Modern Art Miniseries: 12/20
“Nowhere else in the world, not even in Victorian England, had bad taste in art and decoration been every so carefully nurtured as in Mexico during the dictatorship of Porfirio Diaz.” — Mackinley Helm
Mexican Modernism was a Molotov cocktail blend of art that included works from surrealism, social realism, and the so-called primitism of traditional Mexican muralism that took place in early-to-mid-twentieth century Mexico. Themes of struggle and hardship were very common in art from this period, particularly rebellion against colonial Spanish rule. In order to fully appreciate Mexican Modernism, we need to first take a look at nineteenth century Mexico. Although Mexico had achieved its independence from Spain in 1821 after a decade-long war with its colonial master, the racially-based hierarchical tradition remained with Mexico. People of pure Spanish descent, the peninsulares, were at the top of the political pecking order, followed by criollos (or creoles), people of pure Spanish ancestry born in Mexico, and then mestizos (people of mixed indigenous and European heritage), and lastly, indigenous peoples, who were subjected to brutal treatment at the hands of the Spanish. Of particular interest is the legacy of Father Miguel Hidalgo, a Catholic priest who advocated for humane treatment of the indigenous peoples and lower classes, who was later turned into a revolutionary leader in the early Mexican rebellion against Spain. He was later executed in 1811 after a defeat on the way to the state of Coahuila, but his liberal thinking and kindness towards his largely-indigenous parishioners was popular with twentieth century Mexican muralists, who lived to see Mexico fight yet another war against corruption and power in their own lifetime (x).

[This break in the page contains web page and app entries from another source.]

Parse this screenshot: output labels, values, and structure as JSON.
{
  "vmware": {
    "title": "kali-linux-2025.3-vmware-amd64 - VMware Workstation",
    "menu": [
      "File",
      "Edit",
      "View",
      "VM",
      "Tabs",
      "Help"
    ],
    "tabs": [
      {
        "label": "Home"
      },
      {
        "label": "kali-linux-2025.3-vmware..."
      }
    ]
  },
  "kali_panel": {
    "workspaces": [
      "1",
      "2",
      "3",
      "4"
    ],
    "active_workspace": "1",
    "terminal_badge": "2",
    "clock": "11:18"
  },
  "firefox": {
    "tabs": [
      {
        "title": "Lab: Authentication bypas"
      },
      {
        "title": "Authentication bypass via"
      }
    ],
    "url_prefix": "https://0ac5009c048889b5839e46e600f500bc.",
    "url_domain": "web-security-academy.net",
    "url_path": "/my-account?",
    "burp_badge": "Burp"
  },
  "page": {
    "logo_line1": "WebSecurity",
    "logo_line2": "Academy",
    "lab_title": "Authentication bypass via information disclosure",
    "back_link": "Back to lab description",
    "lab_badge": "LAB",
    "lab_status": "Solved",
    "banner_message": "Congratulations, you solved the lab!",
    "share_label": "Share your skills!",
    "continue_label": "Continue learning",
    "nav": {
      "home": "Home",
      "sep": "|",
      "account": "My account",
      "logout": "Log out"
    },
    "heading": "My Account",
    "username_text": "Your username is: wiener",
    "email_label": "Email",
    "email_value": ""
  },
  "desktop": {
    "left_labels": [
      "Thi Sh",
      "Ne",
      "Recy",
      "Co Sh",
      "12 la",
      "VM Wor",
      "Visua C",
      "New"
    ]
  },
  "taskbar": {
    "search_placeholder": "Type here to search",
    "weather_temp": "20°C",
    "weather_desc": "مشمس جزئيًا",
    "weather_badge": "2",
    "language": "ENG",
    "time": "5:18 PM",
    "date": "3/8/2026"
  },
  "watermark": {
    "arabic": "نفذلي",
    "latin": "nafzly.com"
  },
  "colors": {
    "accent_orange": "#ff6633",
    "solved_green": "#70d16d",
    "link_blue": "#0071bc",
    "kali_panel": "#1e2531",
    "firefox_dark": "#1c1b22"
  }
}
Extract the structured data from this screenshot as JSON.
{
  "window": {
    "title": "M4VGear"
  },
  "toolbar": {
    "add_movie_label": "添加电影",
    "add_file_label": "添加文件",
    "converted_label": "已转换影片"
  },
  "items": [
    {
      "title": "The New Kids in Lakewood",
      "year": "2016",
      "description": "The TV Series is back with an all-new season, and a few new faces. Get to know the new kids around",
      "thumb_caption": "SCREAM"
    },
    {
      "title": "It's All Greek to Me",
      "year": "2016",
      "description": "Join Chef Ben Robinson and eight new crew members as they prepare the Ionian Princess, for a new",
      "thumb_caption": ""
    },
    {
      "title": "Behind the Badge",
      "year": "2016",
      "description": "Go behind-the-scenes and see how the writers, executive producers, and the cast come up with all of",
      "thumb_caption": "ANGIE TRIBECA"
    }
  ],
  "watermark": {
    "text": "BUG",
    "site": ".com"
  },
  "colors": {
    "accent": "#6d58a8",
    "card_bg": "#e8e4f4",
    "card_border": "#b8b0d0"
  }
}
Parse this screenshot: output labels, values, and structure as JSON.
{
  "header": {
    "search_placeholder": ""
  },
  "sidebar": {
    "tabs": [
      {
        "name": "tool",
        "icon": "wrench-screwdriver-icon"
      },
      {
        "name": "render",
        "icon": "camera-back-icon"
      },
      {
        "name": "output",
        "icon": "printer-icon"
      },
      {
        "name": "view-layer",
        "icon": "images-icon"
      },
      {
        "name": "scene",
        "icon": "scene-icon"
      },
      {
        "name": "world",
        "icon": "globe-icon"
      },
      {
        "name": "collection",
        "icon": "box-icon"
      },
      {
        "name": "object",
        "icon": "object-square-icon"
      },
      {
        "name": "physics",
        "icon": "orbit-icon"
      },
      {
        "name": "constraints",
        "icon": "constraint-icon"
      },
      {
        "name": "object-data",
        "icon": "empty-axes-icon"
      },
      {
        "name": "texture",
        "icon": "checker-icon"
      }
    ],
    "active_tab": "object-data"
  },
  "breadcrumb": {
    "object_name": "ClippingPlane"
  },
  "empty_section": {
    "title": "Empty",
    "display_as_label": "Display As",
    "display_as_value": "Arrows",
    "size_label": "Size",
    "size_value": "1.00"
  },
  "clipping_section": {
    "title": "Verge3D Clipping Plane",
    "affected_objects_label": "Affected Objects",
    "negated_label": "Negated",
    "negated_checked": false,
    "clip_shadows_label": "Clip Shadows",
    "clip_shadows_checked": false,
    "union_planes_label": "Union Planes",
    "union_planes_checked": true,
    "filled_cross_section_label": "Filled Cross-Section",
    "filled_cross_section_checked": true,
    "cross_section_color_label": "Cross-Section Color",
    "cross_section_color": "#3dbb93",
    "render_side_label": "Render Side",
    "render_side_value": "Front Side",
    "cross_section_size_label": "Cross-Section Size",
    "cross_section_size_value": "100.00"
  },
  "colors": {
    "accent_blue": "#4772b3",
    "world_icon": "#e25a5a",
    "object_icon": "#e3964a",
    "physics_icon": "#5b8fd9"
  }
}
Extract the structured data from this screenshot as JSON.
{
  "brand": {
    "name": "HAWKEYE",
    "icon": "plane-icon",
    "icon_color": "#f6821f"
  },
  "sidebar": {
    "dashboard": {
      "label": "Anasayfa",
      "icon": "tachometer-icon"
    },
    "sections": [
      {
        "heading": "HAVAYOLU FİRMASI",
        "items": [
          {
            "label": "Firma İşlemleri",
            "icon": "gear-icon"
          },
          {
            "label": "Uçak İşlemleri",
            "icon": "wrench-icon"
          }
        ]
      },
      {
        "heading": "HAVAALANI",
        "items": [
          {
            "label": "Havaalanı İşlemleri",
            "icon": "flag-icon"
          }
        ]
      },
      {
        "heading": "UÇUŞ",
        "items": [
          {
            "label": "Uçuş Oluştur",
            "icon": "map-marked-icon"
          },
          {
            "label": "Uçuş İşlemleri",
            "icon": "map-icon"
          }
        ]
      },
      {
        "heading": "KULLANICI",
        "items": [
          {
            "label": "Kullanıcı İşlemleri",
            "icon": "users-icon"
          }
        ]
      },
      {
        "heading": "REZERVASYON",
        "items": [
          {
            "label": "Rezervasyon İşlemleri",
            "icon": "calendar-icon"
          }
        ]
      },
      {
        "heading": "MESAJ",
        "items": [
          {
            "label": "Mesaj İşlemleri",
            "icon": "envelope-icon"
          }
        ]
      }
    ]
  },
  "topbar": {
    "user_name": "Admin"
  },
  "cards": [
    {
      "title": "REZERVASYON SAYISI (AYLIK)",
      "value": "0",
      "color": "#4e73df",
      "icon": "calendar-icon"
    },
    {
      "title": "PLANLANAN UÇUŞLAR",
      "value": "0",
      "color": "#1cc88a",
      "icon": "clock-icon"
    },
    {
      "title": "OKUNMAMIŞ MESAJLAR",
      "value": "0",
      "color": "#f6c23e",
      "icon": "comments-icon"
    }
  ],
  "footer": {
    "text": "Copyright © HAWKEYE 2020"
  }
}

In the years 1910-1920, Mexico underwent another revolution, this time to break away from the dictatorship of Porfirio Diaz, in order to address some much needed agrarian reforms. Following the revolution, the new leaders of Mexico decided to reclaim some of their country’s artistic heritage. The modern art movement in Mexico helped it break away from its traditional ties with Europe and form its own distinctive artistic style with pre-Columbian elements as well as Spanish-influenced Mexican ones. Art became a huge factor in social movements, and three major Mexican muralists, known as “los tres grandes” (the Big Three—Diego Rivera, Jose Clemente Orozco, and David Alfaro Siqueiros), fought to bring art to the people of Mexico. These three men, particularly Rivera, became quite popular in the United States in the 1930’s as well (x)
Another important artist from this time period is, of course, Frida Kahlo. Hailed as one of history’s greatest female artists—in my opinion, one of history’s greatest artists, period—Frida Kahlo was a Mexican woman with a troubled life from the start. Born into an unstable home, she contracted polio at only six years old, a disease which created uneven growth in her legs. As an adult, she was hit by a bus and suffered several broken bones, including her spine and collarbone, and had to undergo extensive surgeries. She was later diagnosed with minor depression, and suffered two suicide attempts within her lifetime. In addition to these ailments, she was also bisexual. Although she appears to have been fairly open about her sexual identity, having relationships with other women and not bothering to hide it, that no doubt put an additional burden on her, as homophobia was very strong during the early twentieth century and still remains so for many today.
Her paintings, much more Surrealist in tone (although she personally never identified with the Surrealist movement), portray her emotional as well as physical trauma in such a raw manner, that it is often painful to behold. Her figures, often self-portraits, are frequently horribly distorted, suffering gaping wounds, with placid, patient expressions. At twenty three years old, she married fellow painter Diego Rivera, divorced him after a severe depressive episode, and remarried him again in 1940. Despite all of this, she was a very spirited woman who loved to dance, gossip, and make friends, and she managed to create over a hundred powerful, evocative paintings. She frequently dressed in the traditional female clothing of the Tehuana tribe, no matter where she happened to be; she treated her servants like her family; and she believed in being honest to oneself. She once remarked, “Really, I do not know whether my paintings are surrealist or not, but I do know that they are the frankest expression of myself. Since my subjects have always been my sensations, my states of mind and the profound reactions that life has been producing in me, I have frequently objectified all this in figures of myself, which were the most sincere and real thing that I could do in order to express what I felt inside and outside of myself.” (x) (x)Pictured:Liberation of the Peon, Diego Rivera. 1931.Zapatista’s Marching, Jose Clemente Orozco, 1931.Struggle for Emancipation, David Alfaro Siqueiros. 1961.Mural, Diego Rivera, 1931.The Broken Column, Frida Kahlo. 1944.